**** SUPPLIED DATA ****

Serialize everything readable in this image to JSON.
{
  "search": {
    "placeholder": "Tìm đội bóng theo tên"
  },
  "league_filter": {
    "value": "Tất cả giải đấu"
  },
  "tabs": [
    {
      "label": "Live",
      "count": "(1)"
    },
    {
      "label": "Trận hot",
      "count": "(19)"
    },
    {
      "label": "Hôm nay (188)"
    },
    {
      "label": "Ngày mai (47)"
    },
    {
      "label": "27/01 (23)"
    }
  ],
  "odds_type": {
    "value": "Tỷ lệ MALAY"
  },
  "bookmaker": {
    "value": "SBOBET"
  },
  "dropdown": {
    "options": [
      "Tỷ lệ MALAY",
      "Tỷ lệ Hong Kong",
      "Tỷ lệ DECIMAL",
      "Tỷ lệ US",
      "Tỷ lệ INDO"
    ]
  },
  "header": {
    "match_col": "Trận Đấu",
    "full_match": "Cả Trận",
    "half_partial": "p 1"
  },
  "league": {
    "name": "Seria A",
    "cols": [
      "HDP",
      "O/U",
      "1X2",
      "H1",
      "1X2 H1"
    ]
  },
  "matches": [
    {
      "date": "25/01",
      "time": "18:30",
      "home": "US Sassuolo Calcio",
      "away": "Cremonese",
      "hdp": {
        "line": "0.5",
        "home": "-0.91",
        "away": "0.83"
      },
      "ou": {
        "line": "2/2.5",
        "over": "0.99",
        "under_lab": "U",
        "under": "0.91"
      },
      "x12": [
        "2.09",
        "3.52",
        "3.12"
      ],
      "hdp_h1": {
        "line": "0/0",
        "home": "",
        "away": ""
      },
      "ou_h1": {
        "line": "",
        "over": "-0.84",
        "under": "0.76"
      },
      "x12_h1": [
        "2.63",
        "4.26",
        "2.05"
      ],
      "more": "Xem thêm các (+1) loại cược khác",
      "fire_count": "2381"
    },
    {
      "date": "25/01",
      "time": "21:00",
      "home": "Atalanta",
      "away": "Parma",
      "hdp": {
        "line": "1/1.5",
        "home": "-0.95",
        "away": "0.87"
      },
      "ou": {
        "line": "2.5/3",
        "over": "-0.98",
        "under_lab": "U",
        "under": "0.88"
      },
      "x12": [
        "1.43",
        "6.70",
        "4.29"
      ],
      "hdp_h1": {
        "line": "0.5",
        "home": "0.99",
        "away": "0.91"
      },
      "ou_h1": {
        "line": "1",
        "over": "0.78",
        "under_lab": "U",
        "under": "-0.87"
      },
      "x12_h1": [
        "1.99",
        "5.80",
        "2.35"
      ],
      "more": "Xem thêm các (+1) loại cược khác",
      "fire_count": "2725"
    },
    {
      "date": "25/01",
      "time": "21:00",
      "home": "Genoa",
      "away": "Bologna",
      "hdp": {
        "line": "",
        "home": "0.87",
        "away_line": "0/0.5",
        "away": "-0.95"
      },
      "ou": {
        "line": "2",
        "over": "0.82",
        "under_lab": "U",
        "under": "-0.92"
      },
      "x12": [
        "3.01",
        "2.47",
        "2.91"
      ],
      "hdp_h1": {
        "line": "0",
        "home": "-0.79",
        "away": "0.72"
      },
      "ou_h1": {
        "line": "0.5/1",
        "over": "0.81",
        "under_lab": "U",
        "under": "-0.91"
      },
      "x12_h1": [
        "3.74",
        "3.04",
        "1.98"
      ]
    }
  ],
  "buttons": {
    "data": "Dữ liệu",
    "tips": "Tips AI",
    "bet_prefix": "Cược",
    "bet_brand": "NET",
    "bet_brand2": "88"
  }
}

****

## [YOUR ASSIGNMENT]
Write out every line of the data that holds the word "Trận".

## [OUTPUT OF THE EXERCISE]
      "label": "Trận hot",
    "match_col": "Trận Đấu",
    "full_match": "Cả Trận",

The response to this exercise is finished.